▼

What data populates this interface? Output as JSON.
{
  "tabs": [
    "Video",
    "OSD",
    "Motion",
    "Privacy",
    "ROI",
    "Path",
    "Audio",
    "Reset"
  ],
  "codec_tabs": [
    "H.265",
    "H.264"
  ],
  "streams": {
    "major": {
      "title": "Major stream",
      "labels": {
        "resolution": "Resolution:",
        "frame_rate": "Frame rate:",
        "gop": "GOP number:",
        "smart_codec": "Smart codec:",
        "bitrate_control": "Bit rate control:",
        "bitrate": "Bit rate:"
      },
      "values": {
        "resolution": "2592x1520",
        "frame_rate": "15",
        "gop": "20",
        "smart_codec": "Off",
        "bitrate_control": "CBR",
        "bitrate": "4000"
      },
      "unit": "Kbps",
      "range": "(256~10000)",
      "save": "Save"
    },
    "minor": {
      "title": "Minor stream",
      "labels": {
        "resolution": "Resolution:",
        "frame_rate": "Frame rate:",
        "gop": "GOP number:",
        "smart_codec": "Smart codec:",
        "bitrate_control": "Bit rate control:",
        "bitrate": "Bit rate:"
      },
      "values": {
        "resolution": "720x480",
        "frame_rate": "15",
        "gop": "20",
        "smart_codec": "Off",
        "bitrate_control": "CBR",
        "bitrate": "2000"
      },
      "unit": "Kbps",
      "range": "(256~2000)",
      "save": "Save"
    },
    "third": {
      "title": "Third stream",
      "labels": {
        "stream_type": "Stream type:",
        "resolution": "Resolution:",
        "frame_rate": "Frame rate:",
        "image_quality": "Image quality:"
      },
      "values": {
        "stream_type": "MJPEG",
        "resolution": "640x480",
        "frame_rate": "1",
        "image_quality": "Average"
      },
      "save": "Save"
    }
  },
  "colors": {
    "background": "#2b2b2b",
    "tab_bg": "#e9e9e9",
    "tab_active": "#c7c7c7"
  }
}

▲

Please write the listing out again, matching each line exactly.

Problem solution:
What data populates this interface? Output as JSON.
{
  "tabs": [
    "Video",
    "OSD",
    "Motion",
    "Privacy",
    "ROI",
    "Path",
    "Audio",
    "Reset"
  ],
  "codec_tabs": [
    "H.265",
    "H.264"
  ],
  "streams": {
    "major": {
      "title": "Major stream",
      "labels": {
        "resolution": "Resolution:",
        "frame_rate": "Frame rate:",
        "gop": "GOP number:",
        "smart_codec": "Smart codec:",
        "bitrate_control": "Bit rate control:",
        "bitrate": "Bit rate:"
      },
      "values": {
        "resolution": "2592x1520",
        "frame_rate": "15",
        "gop": "20",
        "smart_codec": "Off",
        "bitrate_control": "CBR",
        "bitrate": "4000"
      },
      "unit": "Kbps",
      "range": "(256~10000)",
      "save": "Save"
    },
    "minor": {
      "title": "Minor stream",
      "labels": {
        "resolution": "Resolution:",
        "frame_rate": "Frame rate:",
        "gop": "GOP number:",
        "smart_codec": "Smart codec:",
        "bitrate_control": "Bit rate control:",
        "bitrate": "Bit rate:"
      },
      "values": {
        "resolution": "720x480",
        "frame_rate": "15",
        "gop": "20",
        "smart_codec": "Off",
        "bitrate_control": "CBR",
        "bitrate": "2000"
      },
      "unit": "Kbps",
      "range": "(256~2000)",
      "save": "Save"
    },
    "third": {
      "title": "Third stream",
      "labels": {
        "stream_type": "Stream type:",
        "resolution": "Resolution:",
        "frame_rate": "Frame rate:",
        "image_quality": "Image quality:"
      },
      "values": {
        "stream_type": "MJPEG",
        "resolution": "640x480",
        "frame_rate": "1",
        "image_quality": "Average"
      },
      "save": "Save"
    }
  },
  "colors": {
    "background": "#2b2b2b",
    "tab_bg": "#e9e9e9",
    "tab_active": "#c7c7c7"
  }
}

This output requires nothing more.